From 1 October last year, the DHSC introduced changes to the member contribution structure, including changing the amount that members pay for their pension benefits.

This was the subject of a previous consultation, NHS Pension Scheme: proposed changes to member contributions.

At the time, the Government agreed that the reforms to member contributions would be implemented over two phases ‘to give members time to adjust to the changes’.

In the first stage, which happened in October last year, the tiers increased to 11 before being reduced to the final six. The member contributions also made their first change from 1 October 2022.

In May, the contribution thresholds in England and Wales for 2023/24 were revised following responses to the consultation that raised concerns about the calculations.

Earlier this year, changes were made to the GP pension scheme as part of the Spring budget, aimed at retaining doctors.

The changes were:

  • The Lifetime Allowance charge will be removed before being abolished altogether, ‘removing barriers to remaining in work and simplifying the tax system by taking thousands out of the complexity of pension tax.’
  • The Annual Allowance will be increased from £40,000 to £60,000, in order to ‘incentivise highly-skilled workers to remain in the labour market.’

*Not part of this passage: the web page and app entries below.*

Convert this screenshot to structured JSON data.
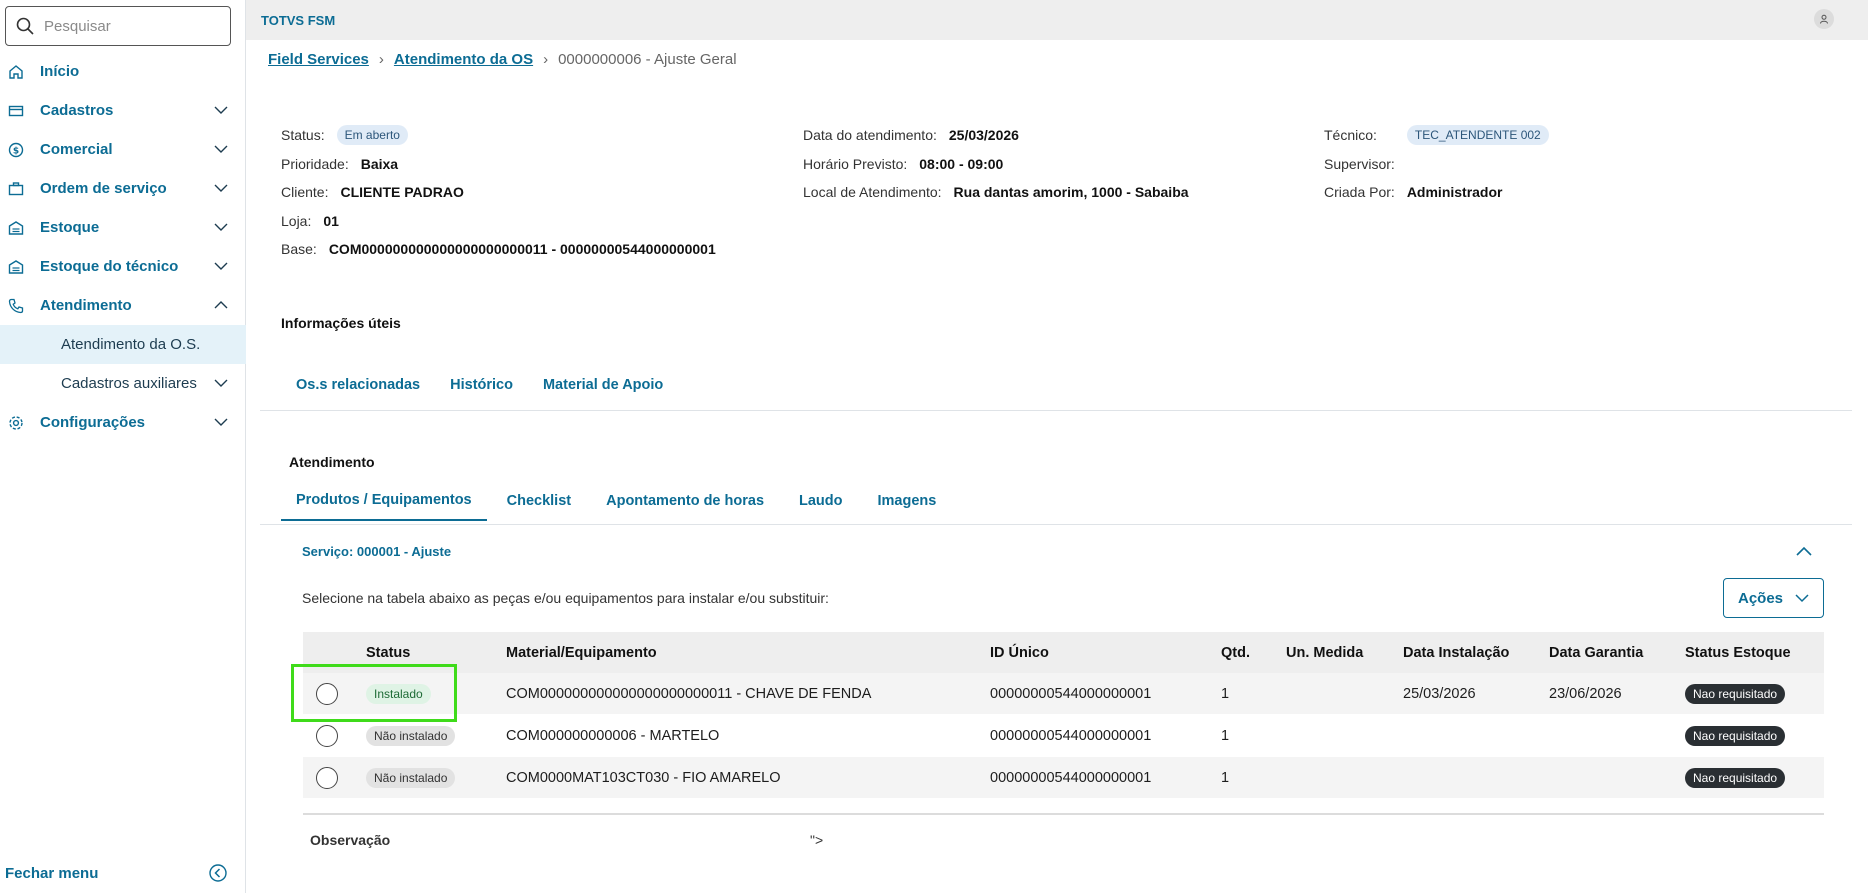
{
  "sidebar": {
    "search_placeholder": "Pesquisar",
    "items": [
      {
        "label": "Início",
        "icon": "home-icon",
        "chevron": ""
      },
      {
        "label": "Cadastros",
        "icon": "card-icon",
        "chevron": "down"
      },
      {
        "label": "Comercial",
        "icon": "dollar-icon",
        "chevron": "down"
      },
      {
        "label": "Ordem de serviço",
        "icon": "briefcase-icon",
        "chevron": "down"
      },
      {
        "label": "Estoque",
        "icon": "warehouse-icon",
        "chevron": "down"
      },
      {
        "label": "Estoque do técnico",
        "icon": "warehouse-icon",
        "chevron": "down"
      },
      {
        "label": "Atendimento",
        "icon": "phone-icon",
        "chevron": "up"
      }
    ],
    "subitems": [
      {
        "label": "Atendimento da O.S.",
        "active": true
      },
      {
        "label": "Cadastros auxiliares",
        "active": false
      }
    ],
    "config_label": "Configurações",
    "close_menu_label": "Fechar menu"
  },
  "topbar": {
    "brand": "TOTVS FSM"
  },
  "breadcrumb": {
    "item1": "Field Services",
    "item2": "Atendimento da OS",
    "current": "0000000006 - Ajuste Geral"
  },
  "info": {
    "status_label": "Status:",
    "status_value": "Em aberto",
    "prioridade_label": "Prioridade:",
    "prioridade_value": "Baixa",
    "cliente_label": "Cliente:",
    "cliente_value": "CLIENTE PADRAO",
    "loja_label": "Loja:",
    "loja_value": "01",
    "base_label": "Base:",
    "base_value": "COM000000000000000000000011 - 00000000544000000001",
    "data_label": "Data do atendimento:",
    "data_value": "25/03/2026",
    "horario_label": "Horário Previsto:",
    "horario_value": "08:00 - 09:00",
    "local_label": "Local de Atendimento:",
    "local_value": "Rua dantas amorim, 1000 - Sabaiba",
    "tecnico_label": "Técnico:",
    "tecnico_value": "TEC_ATENDENTE 002",
    "supervisor_label": "Supervisor:",
    "supervisor_value": "",
    "criada_label": "Criada Por:",
    "criada_value": "Administrador"
  },
  "useful_info": {
    "title": "Informações úteis",
    "tabs": [
      "Os.s relacionadas",
      "Histórico",
      "Material de Apoio"
    ]
  },
  "atendimento": {
    "title": "Atendimento",
    "tabs": [
      "Produtos / Equipamentos",
      "Checklist",
      "Apontamento de horas",
      "Laudo",
      "Imagens"
    ]
  },
  "service": {
    "label": "Serviço: 000001 - Ajuste",
    "helper": "Selecione na tabela abaixo as peças e/ou equipamentos para instalar e/ou substituir:",
    "acoes_label": "Ações"
  },
  "table": {
    "headers": [
      "Status",
      "Material/Equipamento",
      "ID Único",
      "Qtd.",
      "Un. Medida",
      "Data Instalação",
      "Data Garantia",
      "Status Estoque"
    ],
    "rows": [
      {
        "status": "Instalado",
        "status_type": "ok",
        "material": "COM000000000000000000000011 - CHAVE DE FENDA",
        "id": "00000000544000000001",
        "qtd": "1",
        "un": "",
        "data_inst": "25/03/2026",
        "data_gar": "23/06/2026",
        "estoque": "Nao requisitado"
      },
      {
        "status": "Não instalado",
        "status_type": "no",
        "material": "COM000000000006 - MARTELO",
        "id": "00000000544000000001",
        "qtd": "1",
        "un": "",
        "data_inst": "",
        "data_gar": "",
        "estoque": "Nao requisitado"
      },
      {
        "status": "Não instalado",
        "status_type": "no",
        "material": "COM0000MAT103CT030 - FIO AMARELO",
        "id": "00000000544000000001",
        "qtd": "1",
        "un": "",
        "data_inst": "",
        "data_gar": "",
        "estoque": "Nao requisitado"
      }
    ]
  },
  "observacao": {
    "label": "Observação",
    "value": "\">"
  },
  "colors": {
    "accent": "#0c6c94",
    "highlight": "#3fdb1a"
  }
}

According to new data analysis, the number of NHS staff members opting out of their pension scheme due to lifetime or annual allowance tax reasons has almost halved following changes in the Spring Budget.

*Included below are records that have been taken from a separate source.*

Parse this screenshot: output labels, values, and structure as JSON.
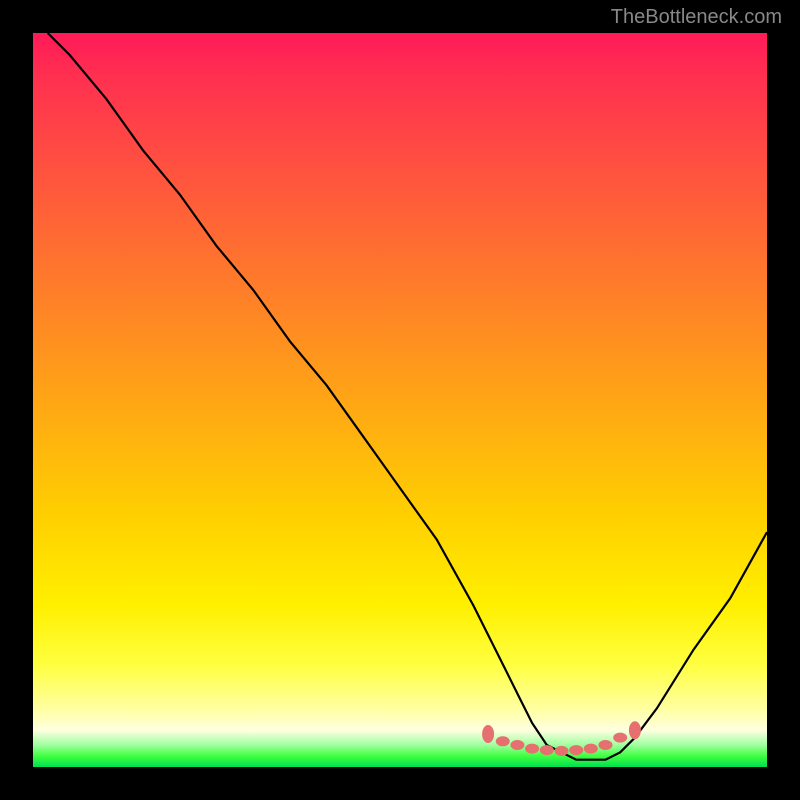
{
  "watermark": "TheBottleneck.com",
  "chart_data": {
    "type": "line",
    "title": "",
    "xlabel": "",
    "ylabel": "",
    "xlim": [
      0,
      100
    ],
    "ylim": [
      0,
      100
    ],
    "series": [
      {
        "name": "bottleneck-curve",
        "x": [
          2,
          5,
          10,
          15,
          20,
          25,
          30,
          35,
          40,
          45,
          50,
          55,
          60,
          62,
          64,
          66,
          68,
          70,
          72,
          74,
          76,
          78,
          80,
          82,
          85,
          90,
          95,
          100
        ],
        "y": [
          100,
          97,
          91,
          84,
          78,
          71,
          65,
          58,
          52,
          45,
          38,
          31,
          22,
          18,
          14,
          10,
          6,
          3,
          2,
          1,
          1,
          1,
          2,
          4,
          8,
          16,
          23,
          32
        ]
      }
    ],
    "markers": {
      "name": "highlight-dots",
      "color": "#e67070",
      "points": [
        {
          "x": 62,
          "y": 4.5
        },
        {
          "x": 64,
          "y": 3.5
        },
        {
          "x": 66,
          "y": 3.0
        },
        {
          "x": 68,
          "y": 2.5
        },
        {
          "x": 70,
          "y": 2.3
        },
        {
          "x": 72,
          "y": 2.2
        },
        {
          "x": 74,
          "y": 2.3
        },
        {
          "x": 76,
          "y": 2.5
        },
        {
          "x": 78,
          "y": 3.0
        },
        {
          "x": 80,
          "y": 4.0
        },
        {
          "x": 82,
          "y": 5.0
        }
      ]
    },
    "gradient_stops": [
      {
        "pos": 0,
        "color": "#ff1a58"
      },
      {
        "pos": 50,
        "color": "#ffc000"
      },
      {
        "pos": 90,
        "color": "#ffff80"
      },
      {
        "pos": 100,
        "color": "#00e050"
      }
    ]
  }
}
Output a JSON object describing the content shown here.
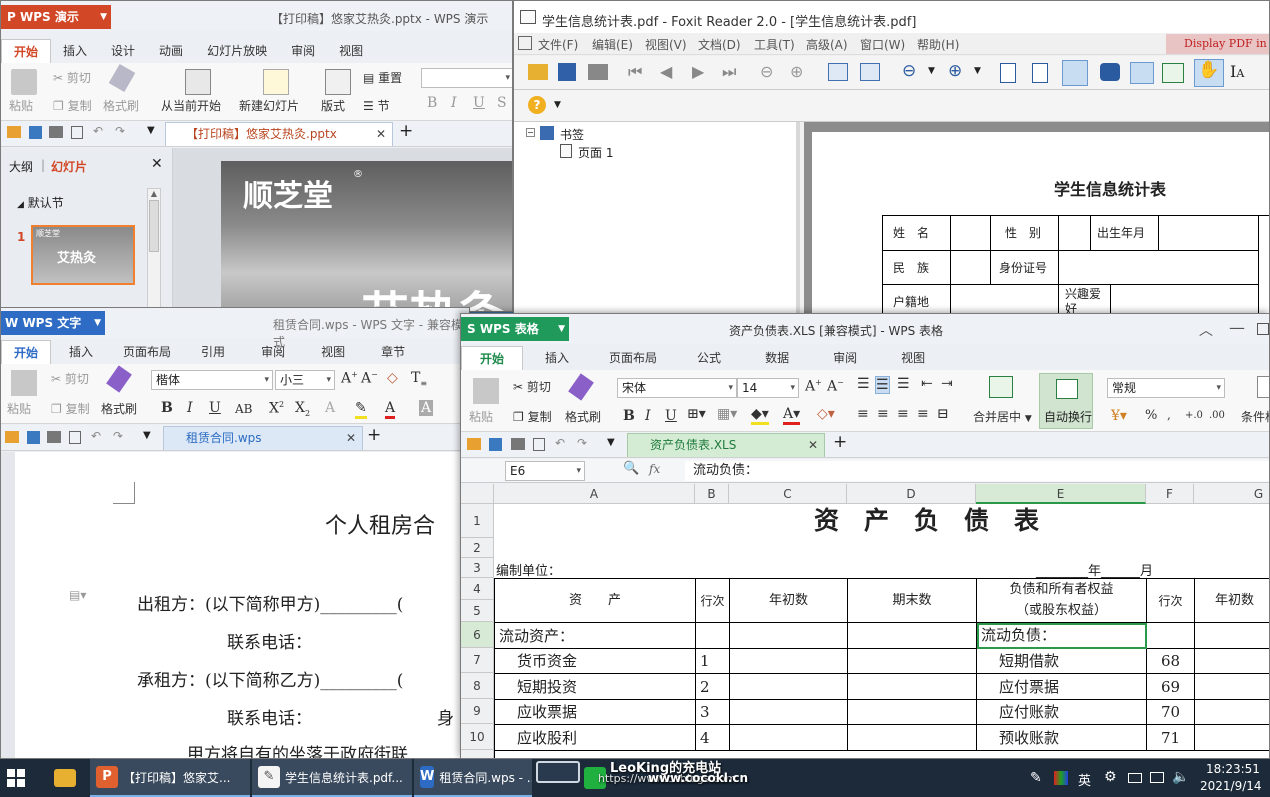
{
  "wps_ppt": {
    "brand": "WPS 演示",
    "title": "【打印稿】悠家艾热灸.pptx - WPS 演示",
    "tabs": [
      "开始",
      "插入",
      "设计",
      "动画",
      "幻灯片放映",
      "审阅",
      "视图"
    ],
    "tools": {
      "paste": "粘贴",
      "cut": "剪切",
      "copy": "复制",
      "format_painter": "格式刷",
      "from_current": "从当前开始",
      "new_slide": "新建幻灯片",
      "layout": "版式",
      "reset": "重置",
      "section": "节"
    },
    "doc_tab": "【打印稿】悠家艾热灸.pptx",
    "panel_tabs": {
      "outline": "大纲",
      "slides": "幻灯片"
    },
    "default_section": "默认节",
    "slide_num": "1",
    "thumb_brand": "顺芝堂",
    "thumb_text": "艾热灸",
    "slide_brand": "顺芝堂",
    "slide_reg": "®",
    "slide_big": "艾热灸"
  },
  "foxit": {
    "title": "学生信息统计表.pdf - Foxit Reader 2.0 - [学生信息统计表.pdf]",
    "menu": [
      "文件(F)",
      "编辑(E)",
      "视图(V)",
      "文档(D)",
      "工具(T)",
      "高级(A)",
      "窗口(W)",
      "帮助(H)"
    ],
    "promo": "Display PDF in y",
    "bookmark_root": "书签",
    "bookmark_page": "页面 1",
    "doc_title": "学生信息统计表",
    "table": {
      "r1": [
        "姓　名",
        "",
        "性　别",
        "",
        "出生年月",
        ""
      ],
      "r2": [
        "民　族",
        "",
        "身份证号",
        ""
      ],
      "r3": [
        "户籍地",
        "",
        "兴趣爱好",
        ""
      ]
    }
  },
  "wps_writer": {
    "brand": "WPS 文字",
    "title": "租赁合同.wps - WPS 文字 - 兼容模式",
    "tabs": [
      "开始",
      "插入",
      "页面布局",
      "引用",
      "审阅",
      "视图",
      "章节"
    ],
    "tools": {
      "paste": "粘贴",
      "cut": "剪切",
      "copy": "复制",
      "format_painter": "格式刷"
    },
    "font": "楷体",
    "size": "小三",
    "doc_tab": "租赁合同.wps",
    "doc_title": "个人租房合",
    "lines": [
      "出租方：(以下简称甲方)_________(",
      "联系电话：",
      "承租方：(以下简称乙方)_________(",
      "联系电话：",
      "身",
      "甲方将自有的坐落于政府街联"
    ]
  },
  "wps_sheet": {
    "brand": "WPS 表格",
    "title": "资产负债表.XLS [兼容模式] - WPS 表格",
    "tabs": [
      "开始",
      "插入",
      "页面布局",
      "公式",
      "数据",
      "审阅",
      "视图"
    ],
    "tools": {
      "paste": "粘贴",
      "cut": "剪切",
      "copy": "复制",
      "format_painter": "格式刷",
      "merge": "合并居中",
      "wrap": "自动换行",
      "number_format": "常规",
      "percent": "%",
      "cond": "条件格"
    },
    "font": "宋体",
    "size": "14",
    "doc_tab": "资产负债表.XLS",
    "name_box": "E6",
    "fx": "fx",
    "formula": "流动负债：",
    "cols": [
      "A",
      "B",
      "C",
      "D",
      "E",
      "F",
      "G"
    ],
    "rows": [
      "1",
      "2",
      "3",
      "4",
      "5",
      "6",
      "7",
      "8",
      "9",
      "10"
    ],
    "sheet_title": "资　产　负　债　表",
    "unit_label": "编制单位：",
    "date_label": "________年______月",
    "hdr": {
      "assets": "资　　产",
      "rownum": "行次",
      "begin": "年初数",
      "end": "期末数",
      "liab1": "负债和所有者权益",
      "liab2": "（或股东权益）",
      "rownum2": "行次",
      "begin2": "年初数"
    },
    "r6": {
      "a": "流动资产：",
      "e": "流动负债："
    },
    "data_rows": [
      {
        "a": "货币资金",
        "b": "1",
        "e": "短期借款",
        "f": "68"
      },
      {
        "a": "短期投资",
        "b": "2",
        "e": "应付票据",
        "f": "69"
      },
      {
        "a": "应收票据",
        "b": "3",
        "e": "应付账款",
        "f": "70"
      },
      {
        "a": "应收股利",
        "b": "4",
        "e": "预收账款",
        "f": "71"
      }
    ]
  },
  "taskbar": {
    "items": [
      "【打印稿】悠家艾...",
      "学生信息统计表.pdf...",
      "租赁合同.wps - ..."
    ],
    "watermark1": "LeoKing的充电站",
    "watermark2": "https://www.cnblogs.com",
    "watermark3": "www.cocokl.cn",
    "lang": "英",
    "time": "18:23:51",
    "date": "2021/9/14"
  }
}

The changes in full:

Proposed NHS Pension Scheme member contribution threshold structure from 1 April 2024 to 31 March 2028 (before any future increases in thresholds in those years)

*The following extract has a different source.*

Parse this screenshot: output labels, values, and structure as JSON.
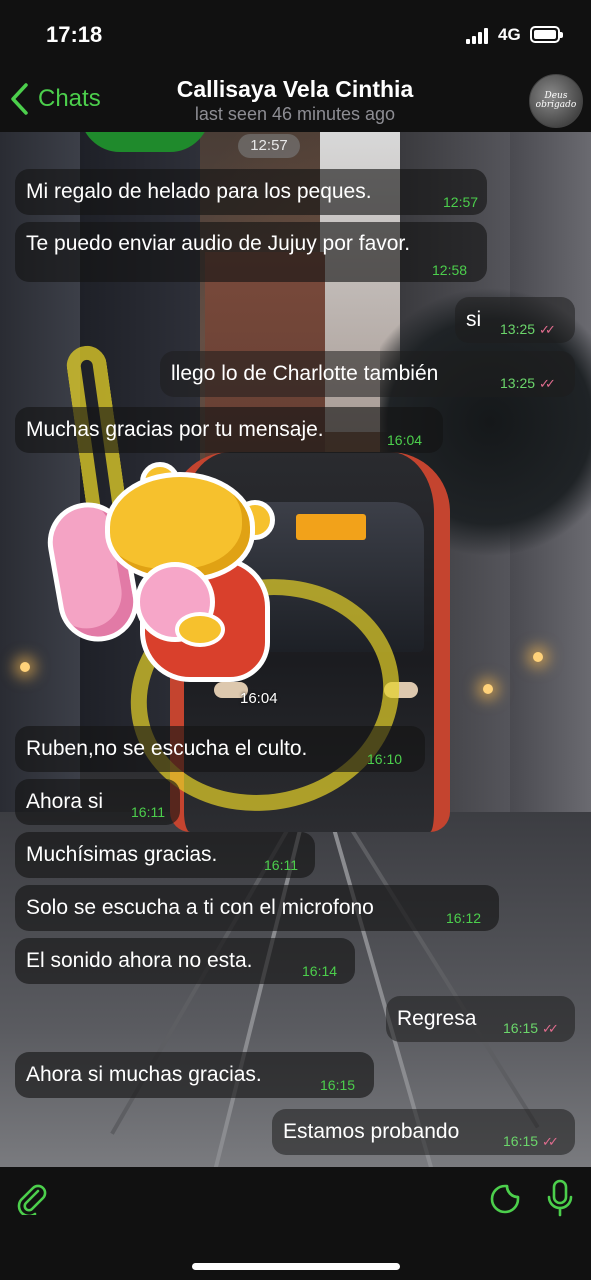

Pensionable earnings thresholds Contribution rate from 1 April 2024
Up to £13,246 5.2%
£13,247 to £25,146 6.5%
£25,147 to £30,638 8.3%
£30,639 to £45,996 9.8%
£45,997 to £58,972 10.7%
£58,973 and above 12.5%

Member contribution structure since 1 October 2022

Tier Pensionable earnings (rounded down to the nearest pound) Contribution rate from 1 April 2023
1 Up to £13,246 5.1%
2 £13,247 to £17,673 5.7%
3 £17,674 to £24,022 6.1%
4 £24,023 to £25,146 6.8%
5 £25,147 to £29,635 7.7%
6 £29,636 to £30,638 8.8%
7 £30,639 to £45,996 9.8%
8 £45,997 to £51,708 10.0%
9 £51,709 to £58,972 11.6%
10 £58,973 to £75,632 12.5%
11 £75,633 and above 13.5%

Source: DHSC



Please note, only GPs are permitted to add comments to articles

David Church 6 November, 2023 1:09 pm

Well, I dunno, but if it was me organising this, I think I would have used slightly more, smaller, steps, and a lot rounder figures! but who would want it simplified?

paul cundy 7 November, 2023 3:44 pm

Dear All,
Oh dear guys read it all in full, you are being hoodwinked. As partners you’ll personally be paying less “employee” contributions (so more profit to be taxed) but as employers of other employees your employer contributions to their pensions will be going up. Which do you think will be larger, the 1% reduction in partner’s personal pensions earnings contributions or the 1% increase across the board increase in the employers pension contributions you’ll have to fund from profits?
Paul C